-- WHAT NEEDS TO BE DONE --
Pull every line holding the word "this" from the data below and copy it.
AVAILABLE DATA Block Start
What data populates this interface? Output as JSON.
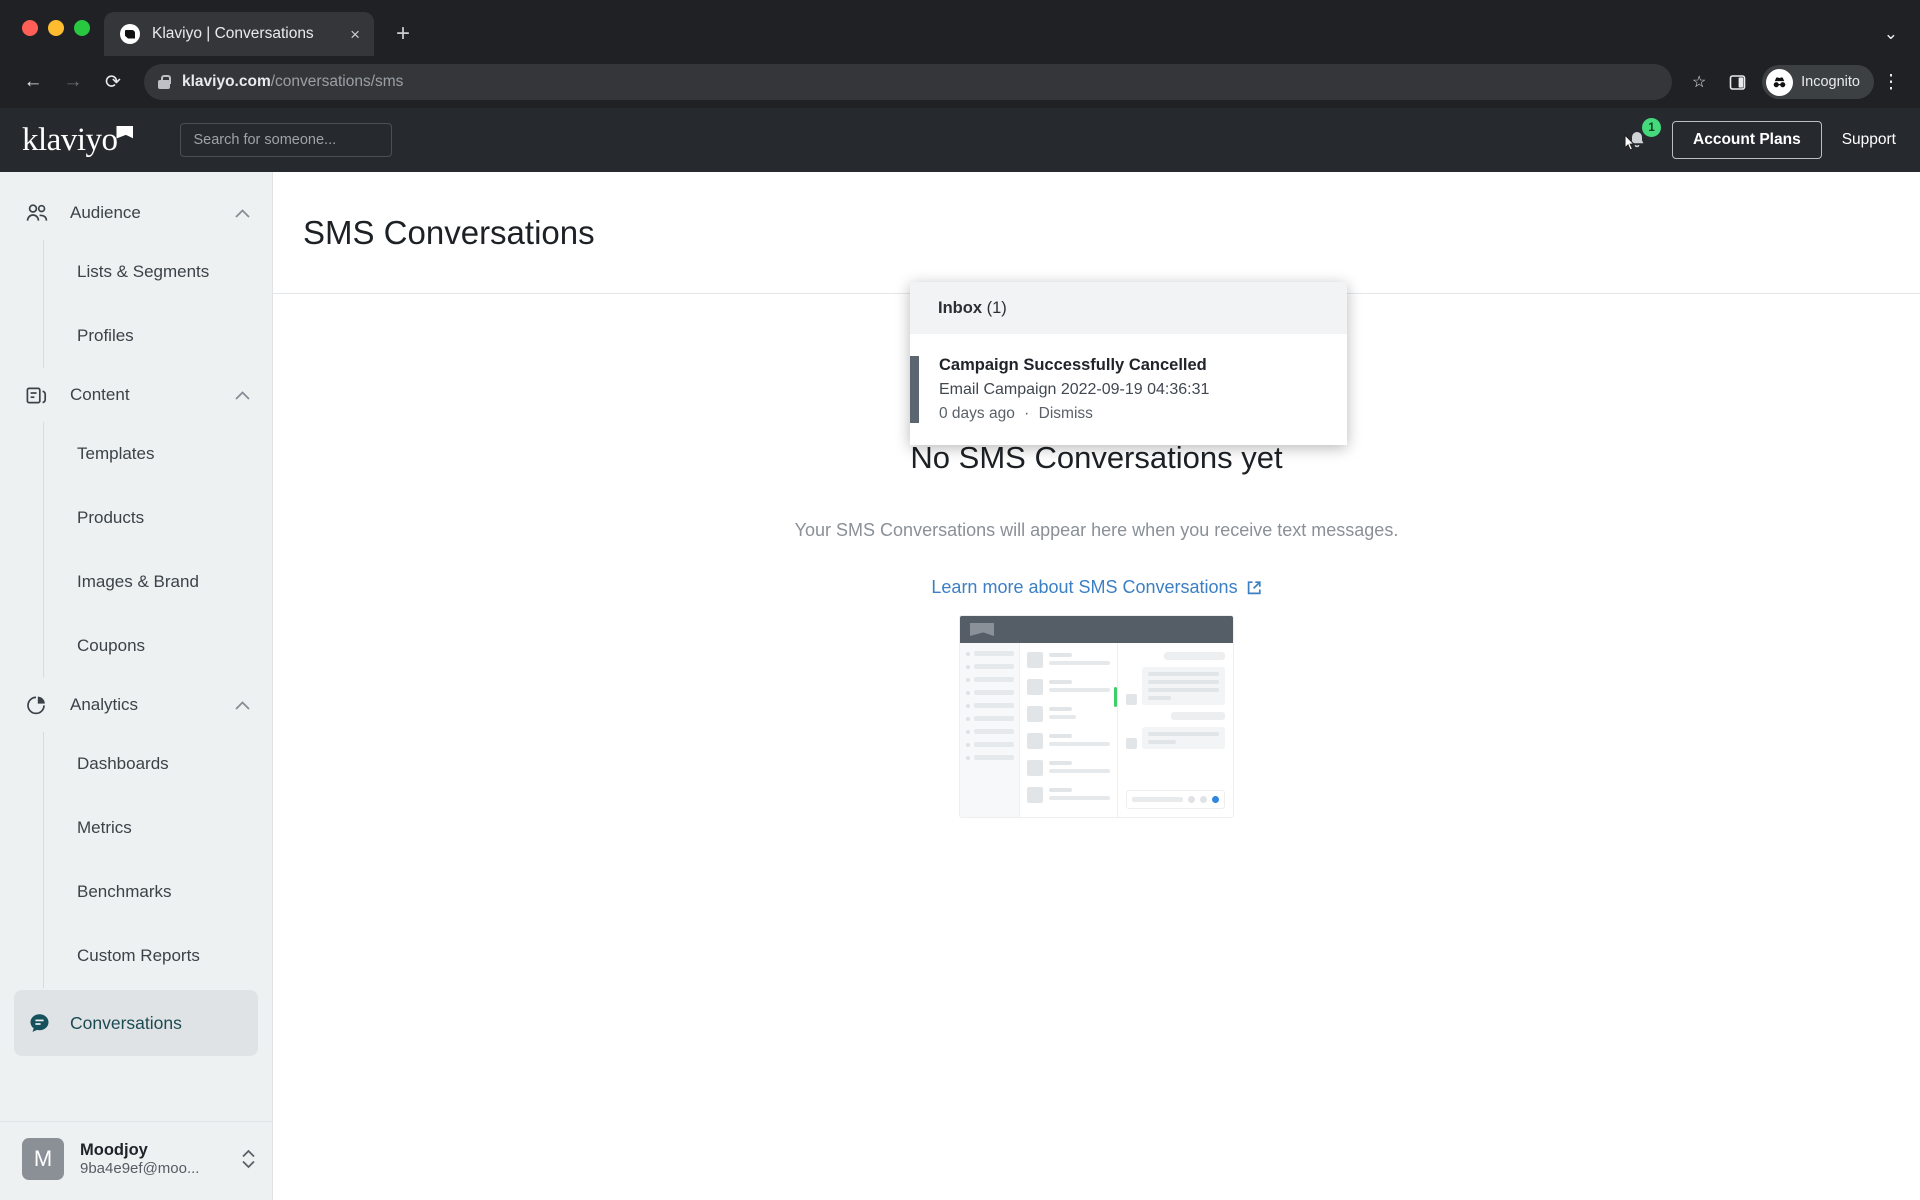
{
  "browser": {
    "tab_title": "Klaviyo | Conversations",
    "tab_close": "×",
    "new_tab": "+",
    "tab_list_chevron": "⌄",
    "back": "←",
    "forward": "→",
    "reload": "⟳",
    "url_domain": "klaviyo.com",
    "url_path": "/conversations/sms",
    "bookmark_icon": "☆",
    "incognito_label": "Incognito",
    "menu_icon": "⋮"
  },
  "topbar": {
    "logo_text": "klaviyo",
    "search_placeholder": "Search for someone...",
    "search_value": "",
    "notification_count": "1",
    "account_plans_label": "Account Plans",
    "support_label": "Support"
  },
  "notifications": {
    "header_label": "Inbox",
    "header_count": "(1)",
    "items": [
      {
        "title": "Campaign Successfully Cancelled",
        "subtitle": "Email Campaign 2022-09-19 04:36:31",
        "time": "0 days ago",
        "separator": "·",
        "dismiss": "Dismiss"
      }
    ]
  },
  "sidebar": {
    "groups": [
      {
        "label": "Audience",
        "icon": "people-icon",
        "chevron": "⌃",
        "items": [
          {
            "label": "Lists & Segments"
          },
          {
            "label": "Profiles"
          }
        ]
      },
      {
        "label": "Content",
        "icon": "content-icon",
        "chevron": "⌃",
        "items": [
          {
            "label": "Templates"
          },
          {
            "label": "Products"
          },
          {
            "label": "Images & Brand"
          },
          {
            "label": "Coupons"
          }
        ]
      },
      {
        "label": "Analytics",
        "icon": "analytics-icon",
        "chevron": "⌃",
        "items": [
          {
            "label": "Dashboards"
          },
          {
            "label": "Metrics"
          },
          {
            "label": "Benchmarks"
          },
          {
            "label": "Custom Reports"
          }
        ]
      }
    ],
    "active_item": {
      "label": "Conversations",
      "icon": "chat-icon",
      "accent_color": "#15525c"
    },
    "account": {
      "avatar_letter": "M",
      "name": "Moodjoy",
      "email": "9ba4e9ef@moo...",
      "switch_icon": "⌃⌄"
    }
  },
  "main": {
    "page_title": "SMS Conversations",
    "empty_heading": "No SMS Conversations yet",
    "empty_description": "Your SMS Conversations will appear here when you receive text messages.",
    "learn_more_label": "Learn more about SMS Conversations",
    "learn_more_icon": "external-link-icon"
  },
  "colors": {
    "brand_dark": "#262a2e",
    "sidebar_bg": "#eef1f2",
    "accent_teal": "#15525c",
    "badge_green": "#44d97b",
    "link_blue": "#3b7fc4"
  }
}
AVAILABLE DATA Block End
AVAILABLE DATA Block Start
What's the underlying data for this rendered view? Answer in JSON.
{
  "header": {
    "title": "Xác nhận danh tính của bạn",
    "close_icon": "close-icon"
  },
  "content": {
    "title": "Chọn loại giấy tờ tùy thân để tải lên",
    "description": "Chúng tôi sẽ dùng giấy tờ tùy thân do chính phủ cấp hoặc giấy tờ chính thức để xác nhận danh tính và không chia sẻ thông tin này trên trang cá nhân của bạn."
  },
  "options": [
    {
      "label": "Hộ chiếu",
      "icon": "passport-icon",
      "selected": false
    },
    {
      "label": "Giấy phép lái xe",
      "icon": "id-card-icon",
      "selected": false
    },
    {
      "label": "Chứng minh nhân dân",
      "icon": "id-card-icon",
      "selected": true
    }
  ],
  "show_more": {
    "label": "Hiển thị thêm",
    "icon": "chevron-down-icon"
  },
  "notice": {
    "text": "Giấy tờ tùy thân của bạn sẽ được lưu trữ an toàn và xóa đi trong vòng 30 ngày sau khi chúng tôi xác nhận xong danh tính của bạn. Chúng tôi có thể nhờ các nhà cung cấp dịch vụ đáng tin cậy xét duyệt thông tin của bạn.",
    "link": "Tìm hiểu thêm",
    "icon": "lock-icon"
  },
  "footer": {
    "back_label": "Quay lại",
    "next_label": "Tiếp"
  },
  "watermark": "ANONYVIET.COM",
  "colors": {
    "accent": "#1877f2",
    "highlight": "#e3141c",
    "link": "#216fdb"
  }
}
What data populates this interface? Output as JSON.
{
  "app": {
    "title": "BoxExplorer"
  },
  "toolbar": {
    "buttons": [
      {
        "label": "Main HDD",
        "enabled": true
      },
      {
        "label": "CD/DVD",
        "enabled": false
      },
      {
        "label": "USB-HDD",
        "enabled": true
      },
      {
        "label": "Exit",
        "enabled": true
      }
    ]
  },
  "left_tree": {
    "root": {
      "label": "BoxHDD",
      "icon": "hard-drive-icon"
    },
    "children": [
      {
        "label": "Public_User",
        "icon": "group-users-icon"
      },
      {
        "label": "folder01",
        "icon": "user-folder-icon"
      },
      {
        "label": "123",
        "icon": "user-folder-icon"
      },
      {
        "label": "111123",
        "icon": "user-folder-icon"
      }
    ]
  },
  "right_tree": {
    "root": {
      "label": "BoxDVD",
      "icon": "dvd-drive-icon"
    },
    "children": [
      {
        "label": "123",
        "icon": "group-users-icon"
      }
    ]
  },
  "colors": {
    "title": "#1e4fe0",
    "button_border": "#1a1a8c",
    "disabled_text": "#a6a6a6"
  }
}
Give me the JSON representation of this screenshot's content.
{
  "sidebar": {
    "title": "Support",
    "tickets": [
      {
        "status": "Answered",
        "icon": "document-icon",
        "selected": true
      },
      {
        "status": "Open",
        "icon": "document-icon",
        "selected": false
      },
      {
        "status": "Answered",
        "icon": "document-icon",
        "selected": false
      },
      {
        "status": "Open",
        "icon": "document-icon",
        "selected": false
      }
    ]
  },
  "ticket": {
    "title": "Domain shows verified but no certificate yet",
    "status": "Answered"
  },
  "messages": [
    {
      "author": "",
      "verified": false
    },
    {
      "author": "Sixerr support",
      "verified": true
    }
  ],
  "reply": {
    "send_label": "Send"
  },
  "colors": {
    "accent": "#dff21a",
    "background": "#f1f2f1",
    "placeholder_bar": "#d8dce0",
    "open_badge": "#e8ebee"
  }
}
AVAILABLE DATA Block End
-- EXERCISE RESPONSE --
What data populates this interface? Output as JSON.
What's the underlying data for this rendered view? Answer in JSON.
What data populates this interface? Output as JSON.
Give me the JSON representation of this screenshot's content.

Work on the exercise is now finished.